    Either way, Haswell runs hot due to its FIVR, and there's nothing that can be done through beefier heatsinks, delidding, or changing thermal paste that will make it cooler than an equivalently modified Ivy Bridge.
    Reply
  • dragosmp - Monday, September 30, 2013 - link

    Still, it is incomplete. The thermal transfer formula is simply Rth=rho*L/S, more thermal resistance (Rth) more the temperature delta is high between the source and ambient: deltaT=Power*Rth
    Asuming the power is constant, to decrease deltaT you need to decrease the thermal resistance, so:
    *S is the die surface, can't change that
    *L is the thickness of paste - you're right, it needs to be as thin as possible; put 2x too much and you have twice the deltaT
    *rho - thermal resistivity (1/lambda) - it depends on the material; Intel does use cheap paste with a conductivity around 3; were they to use fluxless solder or at least some AS5 they'd decrease the thermal resitance by a factor of 2 easily, thus offsetting a thicker than needed layer of paste.

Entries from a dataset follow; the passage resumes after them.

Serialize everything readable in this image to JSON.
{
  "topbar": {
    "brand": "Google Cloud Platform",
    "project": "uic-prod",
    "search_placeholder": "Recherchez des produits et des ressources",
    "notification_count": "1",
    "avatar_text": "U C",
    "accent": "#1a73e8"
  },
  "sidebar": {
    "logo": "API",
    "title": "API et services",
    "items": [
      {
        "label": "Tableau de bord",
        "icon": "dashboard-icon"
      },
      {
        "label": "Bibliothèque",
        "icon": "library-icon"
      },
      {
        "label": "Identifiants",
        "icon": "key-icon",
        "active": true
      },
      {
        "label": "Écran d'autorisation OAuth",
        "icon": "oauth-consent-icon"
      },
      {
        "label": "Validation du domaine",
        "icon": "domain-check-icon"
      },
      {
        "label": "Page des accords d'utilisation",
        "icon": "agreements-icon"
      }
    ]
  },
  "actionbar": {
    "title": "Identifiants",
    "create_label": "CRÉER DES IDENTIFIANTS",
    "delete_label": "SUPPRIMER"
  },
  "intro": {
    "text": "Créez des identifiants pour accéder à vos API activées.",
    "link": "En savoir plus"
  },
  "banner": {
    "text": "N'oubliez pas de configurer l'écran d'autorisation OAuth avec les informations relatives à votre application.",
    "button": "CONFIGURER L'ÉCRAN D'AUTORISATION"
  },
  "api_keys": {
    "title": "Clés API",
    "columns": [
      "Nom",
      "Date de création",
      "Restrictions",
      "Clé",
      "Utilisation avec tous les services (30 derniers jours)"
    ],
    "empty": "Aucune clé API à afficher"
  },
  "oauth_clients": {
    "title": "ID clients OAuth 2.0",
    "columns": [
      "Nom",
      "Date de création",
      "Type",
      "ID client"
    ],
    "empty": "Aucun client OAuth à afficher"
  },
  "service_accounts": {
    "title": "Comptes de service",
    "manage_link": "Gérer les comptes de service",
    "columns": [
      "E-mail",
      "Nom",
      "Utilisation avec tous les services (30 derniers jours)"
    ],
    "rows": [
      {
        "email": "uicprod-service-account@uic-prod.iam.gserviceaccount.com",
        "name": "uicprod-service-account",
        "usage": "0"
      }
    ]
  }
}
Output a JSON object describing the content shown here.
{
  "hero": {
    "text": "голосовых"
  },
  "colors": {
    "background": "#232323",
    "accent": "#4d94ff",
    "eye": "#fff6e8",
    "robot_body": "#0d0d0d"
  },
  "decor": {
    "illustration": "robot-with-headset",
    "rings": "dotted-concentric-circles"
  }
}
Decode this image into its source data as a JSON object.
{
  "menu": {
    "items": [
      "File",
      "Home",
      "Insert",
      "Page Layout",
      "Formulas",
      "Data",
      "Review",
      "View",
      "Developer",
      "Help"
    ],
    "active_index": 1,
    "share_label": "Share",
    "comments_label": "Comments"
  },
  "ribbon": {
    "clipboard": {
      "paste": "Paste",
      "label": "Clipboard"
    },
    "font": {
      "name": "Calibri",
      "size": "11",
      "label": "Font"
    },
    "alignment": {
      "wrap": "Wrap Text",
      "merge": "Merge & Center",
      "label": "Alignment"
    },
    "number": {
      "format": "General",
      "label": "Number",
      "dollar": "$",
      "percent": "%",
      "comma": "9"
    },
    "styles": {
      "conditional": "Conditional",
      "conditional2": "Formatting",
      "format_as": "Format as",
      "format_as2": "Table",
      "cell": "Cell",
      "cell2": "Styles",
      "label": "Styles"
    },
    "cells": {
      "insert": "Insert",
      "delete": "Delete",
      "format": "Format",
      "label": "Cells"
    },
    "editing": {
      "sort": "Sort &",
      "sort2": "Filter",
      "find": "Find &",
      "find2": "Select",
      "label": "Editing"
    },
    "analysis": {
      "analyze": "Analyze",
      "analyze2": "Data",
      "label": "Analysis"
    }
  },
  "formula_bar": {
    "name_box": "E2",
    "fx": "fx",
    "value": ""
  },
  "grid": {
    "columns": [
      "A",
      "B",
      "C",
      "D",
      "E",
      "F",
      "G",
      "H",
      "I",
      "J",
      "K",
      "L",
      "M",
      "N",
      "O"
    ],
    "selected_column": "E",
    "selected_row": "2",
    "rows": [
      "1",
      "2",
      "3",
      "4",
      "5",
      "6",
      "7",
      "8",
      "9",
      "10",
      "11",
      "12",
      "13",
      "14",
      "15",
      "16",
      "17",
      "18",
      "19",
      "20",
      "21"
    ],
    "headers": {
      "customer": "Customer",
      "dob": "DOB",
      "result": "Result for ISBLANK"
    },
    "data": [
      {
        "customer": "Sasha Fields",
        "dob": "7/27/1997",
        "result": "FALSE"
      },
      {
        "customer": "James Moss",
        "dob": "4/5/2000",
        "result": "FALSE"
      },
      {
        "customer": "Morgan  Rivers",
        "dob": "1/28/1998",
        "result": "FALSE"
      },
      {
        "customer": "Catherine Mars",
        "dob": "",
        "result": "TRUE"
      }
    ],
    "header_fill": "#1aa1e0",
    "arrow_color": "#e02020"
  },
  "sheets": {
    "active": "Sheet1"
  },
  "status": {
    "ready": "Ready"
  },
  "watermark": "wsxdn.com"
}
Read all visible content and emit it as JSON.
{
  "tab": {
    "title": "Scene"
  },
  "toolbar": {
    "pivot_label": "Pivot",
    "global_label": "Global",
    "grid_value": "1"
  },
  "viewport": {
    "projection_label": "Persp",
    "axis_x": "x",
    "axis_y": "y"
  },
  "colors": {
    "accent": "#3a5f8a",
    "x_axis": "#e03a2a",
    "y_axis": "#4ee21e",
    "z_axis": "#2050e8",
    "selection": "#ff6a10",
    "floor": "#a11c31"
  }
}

    My 2 cents: for performance the paste must be removed and replaced with something better plus as you say remove the glue to reduce the thickness. Of course one should be careful not to chip the die, but these two things really help.
    Reply

Log in

Don't have an account? Sign up now